Connect (& disconnect): connect with somebody at least once a day, even if just to check-in. Sometimes we might not feel in the mood, but a phone call to a friend can make the world of difference to life our mood. Talking to others brings us out of our own headspace and is mutually beneficial. It reminds us that we are all experiencing this together as a collective and that we are not alone, and allows us to practise compassion, good listening and empathy. As important as it is to connect, it is equally important to recognise when you need to disconnect. Often social media content runs the risk of luring us in to compare ourselves to what we see online, creating a disjunct between how we might be feeling and how others appear on social media. If going on social media is making you feel worse rather than better, take a break from it and focus on being kind to yourself.

Step outside: at least once a day step outside for some fresh air and a leg stretch. If possible, go somewhere you can connect with nature. Being immediately present to the natural world offers a refreshing contrast to the mediated reality we are almost constantly immersed in. Being outdoors is also a great opportunity to practice mindfulness, be it noticing the weather, how this feels against our skin, taking some deep, conscious breaths, synchronising our breathing and walking or noticing the wildlife around us.
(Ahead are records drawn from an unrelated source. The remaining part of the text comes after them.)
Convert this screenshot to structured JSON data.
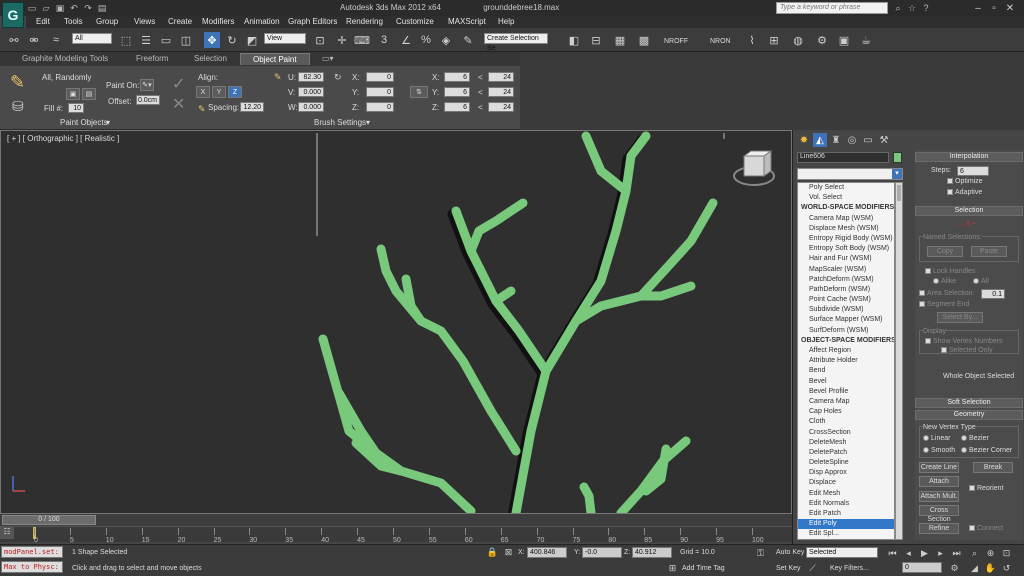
{
  "title": {
    "app": "Autodesk 3ds Max  2012 x64",
    "file": "grounddebree18.max",
    "search_placeholder": "Type a keyword or phrase",
    "logo": "G"
  },
  "menu": [
    "Edit",
    "Tools",
    "Group",
    "Views",
    "Create",
    "Modifiers",
    "Animation",
    "Graph Editors",
    "Rendering",
    "Customize",
    "MAXScript",
    "Help"
  ],
  "toolbar": {
    "selection_filter": "All",
    "ref_coord": "View",
    "named_selection": "Create Selection Se",
    "nroff": "NROFF",
    "nron": "NRON"
  },
  "ribbon": {
    "tabs": [
      "Graphite Modeling Tools",
      "Freeform",
      "Selection",
      "Object Paint"
    ],
    "active_tab": "Object Paint",
    "all_randomly": "All, Randomly",
    "paint_on": "Paint On:",
    "fill_label": "Fill #:",
    "fill_value": "10",
    "offset_label": "Offset:",
    "offset_value": "0.0cm",
    "align_label": "Align:",
    "axes": [
      "X",
      "Y",
      "Z"
    ],
    "spacing_label": "Spacing:",
    "spacing_value": "12.20",
    "u_label": "U:",
    "u_value": "82.30",
    "v_label": "V:",
    "v_value": "0.000",
    "w_label": "W:",
    "w_value": "0.000",
    "rx": {
      "x": "0",
      "y": "0",
      "z": "0"
    },
    "sx": {
      "x": "6",
      "y": "6",
      "z": "6"
    },
    "sm": {
      "x": "24",
      "y": "24",
      "z": "24"
    },
    "paint_objects": "Paint Objects",
    "brush_settings": "Brush Settings"
  },
  "viewport": {
    "label": "[ + ] [ Orthographic ] [ Realistic ]"
  },
  "command_panel": {
    "object_name": "Line606",
    "modifiers": [
      {
        "label": "Poly Select",
        "type": "item"
      },
      {
        "label": "Vol. Select",
        "type": "item"
      },
      {
        "label": "WORLD-SPACE MODIFIERS",
        "type": "header"
      },
      {
        "label": "Camera Map (WSM)",
        "type": "item"
      },
      {
        "label": "Displace Mesh (WSM)",
        "type": "item"
      },
      {
        "label": "Entropy Rigid Body (WSM)",
        "type": "item"
      },
      {
        "label": "Entropy Soft Body (WSM)",
        "type": "item"
      },
      {
        "label": "Hair and Fur (WSM)",
        "type": "item"
      },
      {
        "label": "MapScaler (WSM)",
        "type": "item"
      },
      {
        "label": "PatchDeform (WSM)",
        "type": "item"
      },
      {
        "label": "PathDeform (WSM)",
        "type": "item"
      },
      {
        "label": "Point Cache (WSM)",
        "type": "item"
      },
      {
        "label": "Subdivide (WSM)",
        "type": "item"
      },
      {
        "label": "Surface Mapper (WSM)",
        "type": "item"
      },
      {
        "label": "SurfDeform (WSM)",
        "type": "item"
      },
      {
        "label": "OBJECT-SPACE MODIFIERS",
        "type": "header"
      },
      {
        "label": "Affect Region",
        "type": "item"
      },
      {
        "label": "Attribute Holder",
        "type": "item"
      },
      {
        "label": "Bend",
        "type": "item"
      },
      {
        "label": "Bevel",
        "type": "item"
      },
      {
        "label": "Bevel Profile",
        "type": "item"
      },
      {
        "label": "Camera Map",
        "type": "item"
      },
      {
        "label": "Cap Holes",
        "type": "item"
      },
      {
        "label": "Cloth",
        "type": "item"
      },
      {
        "label": "CrossSection",
        "type": "item"
      },
      {
        "label": "DeleteMesh",
        "type": "item"
      },
      {
        "label": "DeletePatch",
        "type": "item"
      },
      {
        "label": "DeleteSpline",
        "type": "item"
      },
      {
        "label": "Disp Approx",
        "type": "item"
      },
      {
        "label": "Displace",
        "type": "item"
      },
      {
        "label": "Edit Mesh",
        "type": "item"
      },
      {
        "label": "Edit Normals",
        "type": "item"
      },
      {
        "label": "Edit Patch",
        "type": "item"
      },
      {
        "label": "Edit Poly",
        "type": "selected"
      },
      {
        "label": "Edit Spl...",
        "type": "item"
      }
    ],
    "rollout": {
      "interpolation": "Interpolation",
      "steps_label": "Steps:",
      "steps_value": "6",
      "optimize": "Optimize",
      "adaptive": "Adaptive",
      "selection": "Selection",
      "named_selections": "Named Selections:",
      "copy": "Copy",
      "paste": "Paste",
      "lock_handles": "Lock Handles",
      "alike": "Alike",
      "all": "All",
      "area_selection": "Area Selection:",
      "area_value": "0.1",
      "segment_end": "Segment End",
      "select_by": "Select By...",
      "display": "Display",
      "show_vertex_numbers": "Show Vertex Numbers",
      "selected_only": "Selected Only",
      "whole_object_selected": "Whole Object Selected",
      "soft_selection": "Soft Selection",
      "geometry": "Geometry",
      "new_vertex_type": "New Vertex Type",
      "linear": "Linear",
      "bezier": "Bezier",
      "smooth": "Smooth",
      "bezier_corner": "Bezier Corner",
      "create_line": "Create Line",
      "break": "Break",
      "attach": "Attach",
      "reorient": "Reorient",
      "attach_mult": "Attach Mult.",
      "cross_section": "Cross Section",
      "refine": "Refine",
      "connect": "Connect"
    }
  },
  "timeline": {
    "frame": "0 / 100",
    "ticks": [
      "0",
      "5",
      "10",
      "15",
      "20",
      "25",
      "30",
      "35",
      "40",
      "45",
      "50",
      "55",
      "60",
      "65",
      "70",
      "75",
      "80",
      "85",
      "90",
      "95",
      "100"
    ]
  },
  "status": {
    "maxscript1": "modPanel.set:",
    "maxscript2": "Max to Physc:",
    "shapes_selected": "1 Shape Selected",
    "prompt": "Click and drag to select and move objects",
    "x_label": "X:",
    "x_value": "400.846",
    "y_label": "Y:",
    "y_value": "-0.0",
    "z_label": "Z:",
    "z_value": "40.912",
    "grid": "Grid = 10.0",
    "add_time_tag": "Add Time Tag",
    "auto_key": "Auto Key",
    "selected": "Selected",
    "set_key": "Set Key",
    "key_filters": "Key Filters...",
    "frame_field": "0"
  },
  "colors": {
    "branch": "#79c97d",
    "viewport_bg": "#2f2f2f",
    "selection_blue": "#3377c8"
  }
}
Reflect – What can we do for others?: Take a moment to reflect and think, ‘Is there something I can do to help somebody else?’ Even if it’s just sending a quick text to a friend to see how they are, or asking your neighbour if you can grab them anything when you go to the shop, little gestures go a long way in times like these and it is important to practise compassion for others and to remember we are part of a community. There are lots of fun challenges online too, such as the Virgin 5K Run for Heroes, but again, it is important to remember that the good comes from the act itself, not the performance of it on social media, and that sending a text or dropping some shopping off for a neighbour is just as valuable.
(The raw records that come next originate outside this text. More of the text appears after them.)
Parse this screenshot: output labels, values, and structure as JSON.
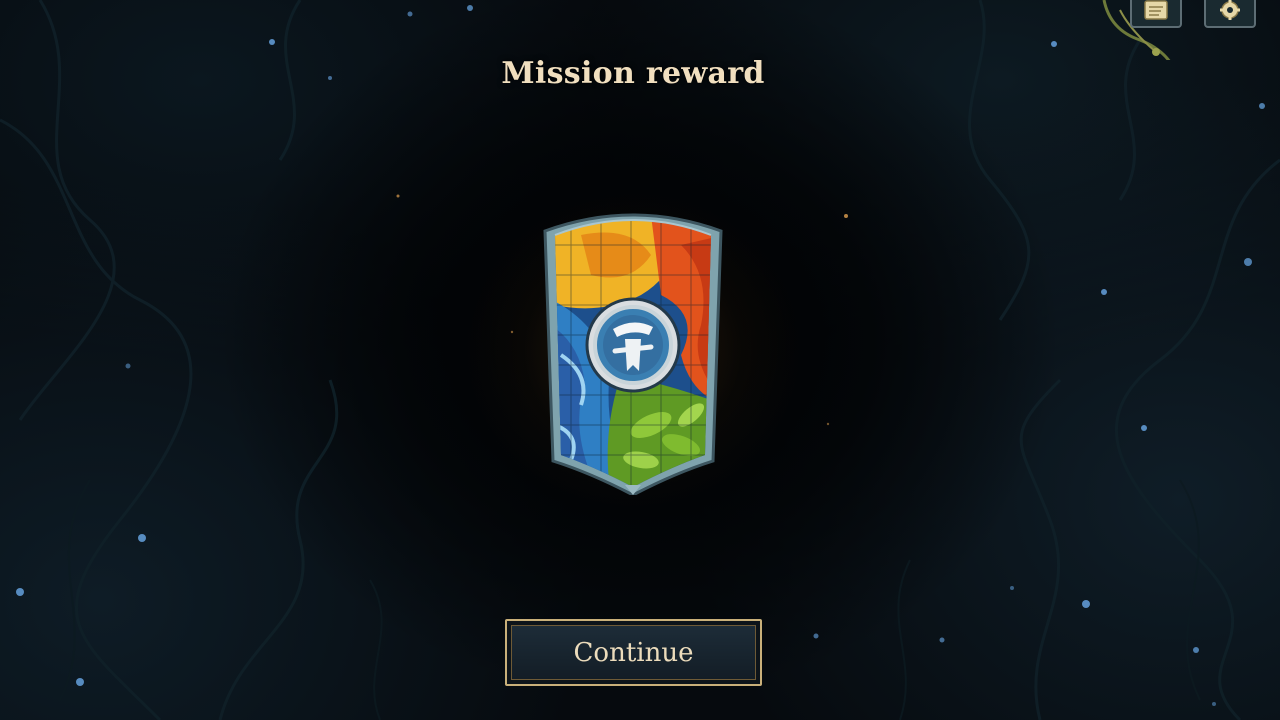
{
  "screen": {
    "title": "Mission reward",
    "continue_label": "Continue"
  },
  "reward": {
    "icon": "stained-glass-shield-icon",
    "colors": {
      "fire": "#e2531c",
      "sun": "#f0b326",
      "water": "#2f7fc4",
      "leaf": "#7fbb2f",
      "frame": "#7fa3ad"
    }
  },
  "corner": {
    "map_icon": "scroll-map-icon",
    "settings_icon": "gear-icon"
  },
  "theme": {
    "title_color": "#f1dfbf",
    "button_border": "#c9b07a",
    "button_bg": "#1b2834"
  }
}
Practise gratitude: reflect on what you are grateful for in the moment. Maybe it’s your cosy duvet, perhaps you just had a lovely pick-me-up chat with a friend or a bit of a mutual vent because you’re both feeling rubbish, maybe you enjoyed your dinner and an episode of something on Netflix. Kevin Braddock, author of Everything begins with asking for help: An honest guide to depression and anxiety, from rockbottom to recovery (2019), explains, ‘Practising gratitude [is] a cleanser, sloughing off ill-will, irritation and malice, and it’s a reminder that your life might not be quite as bleak as it appears’. He points out that it is also an effective way of switching our attention from things we haven’t got to the things we have got, “counting your blessings” as it’s otherwise known.

Notes-to-self: little reminders might help when we are particularly struggling on one day more than others. Writing mantras such as ‘I will not allow the uncertainty of the week ahead to rob me of the peace and joy I have today’ out on a phone memo or better still on a Post-It note to then stick somewhere visible reminds us to draw our attention back to what is within our control rather than what isn’t [1]. There are plenty of mindfulness accounts you can follow on social media too which post mantras like these, such as Instagram accounts @sbtbreathe @mantramagazine @lalahdelia @yung_pueblo and many more.
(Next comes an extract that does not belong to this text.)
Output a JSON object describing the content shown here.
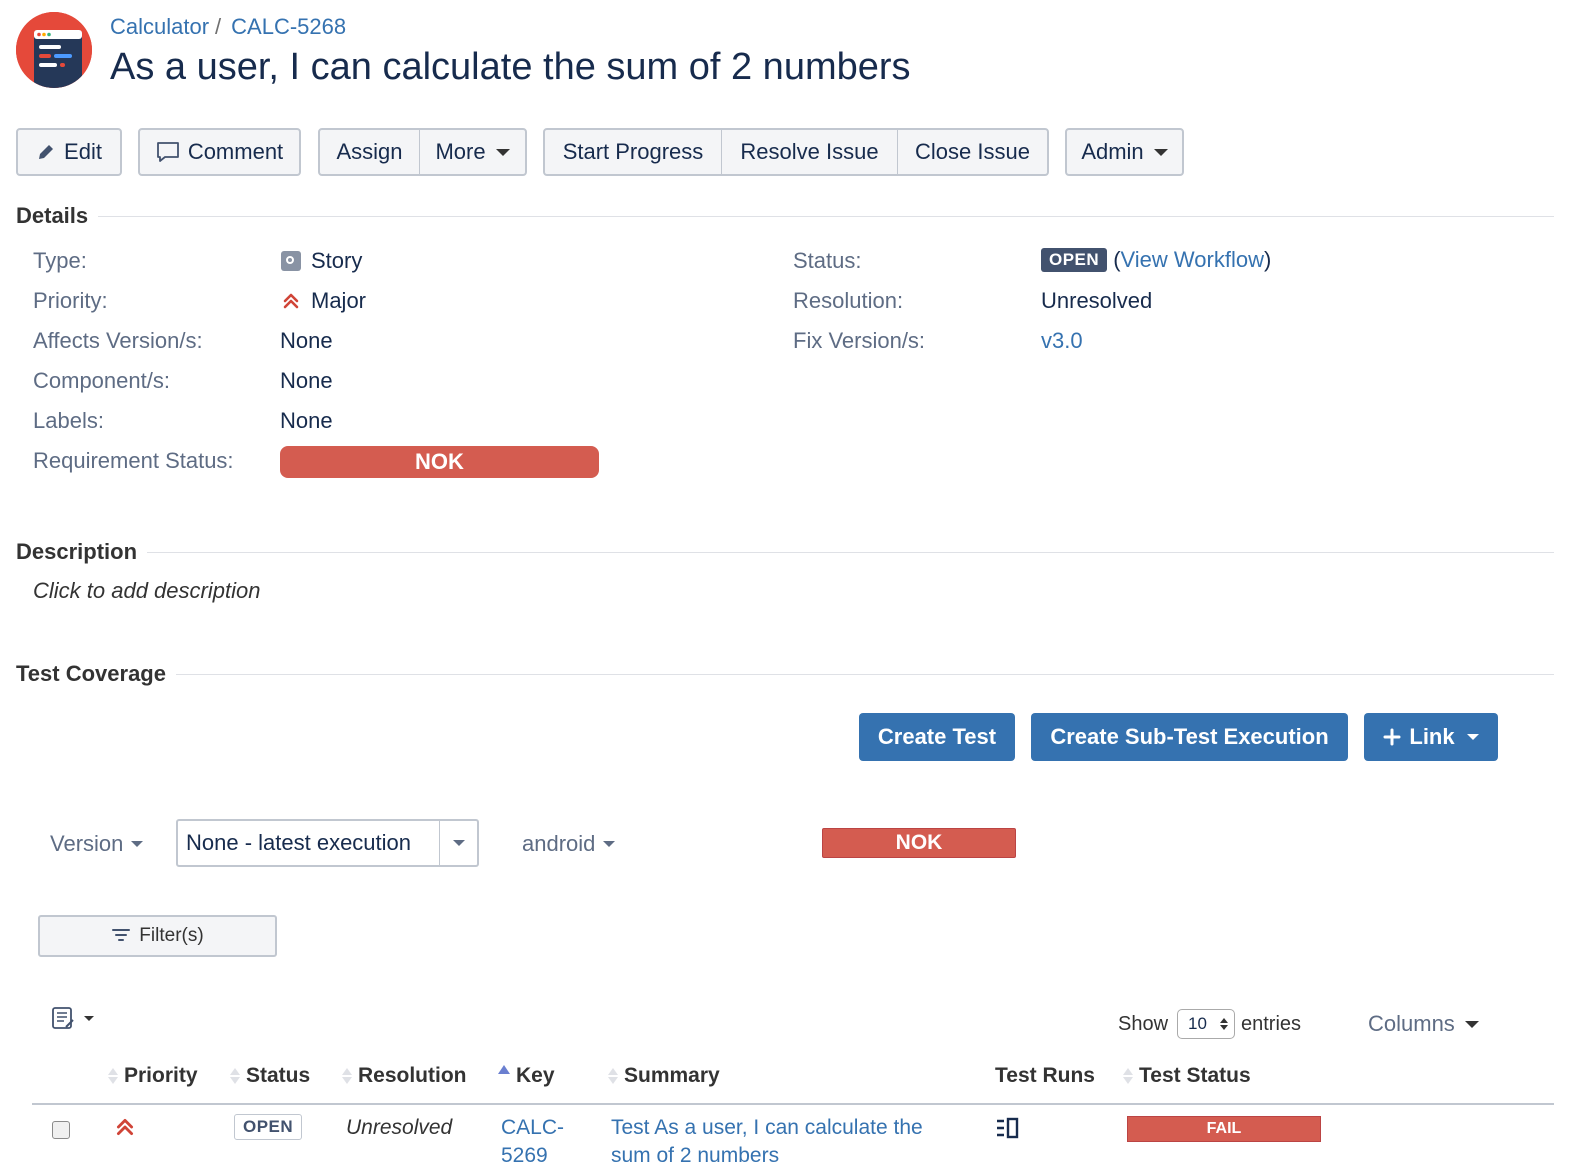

Hopefully these little things can offer some sort of respite or comfort in these uncertain and challenging times. If you feel you are in need of support or know somebody who is, here are some links to organisations that offer mental health support and guidance. | | | | | |

HEPA Ongoing Support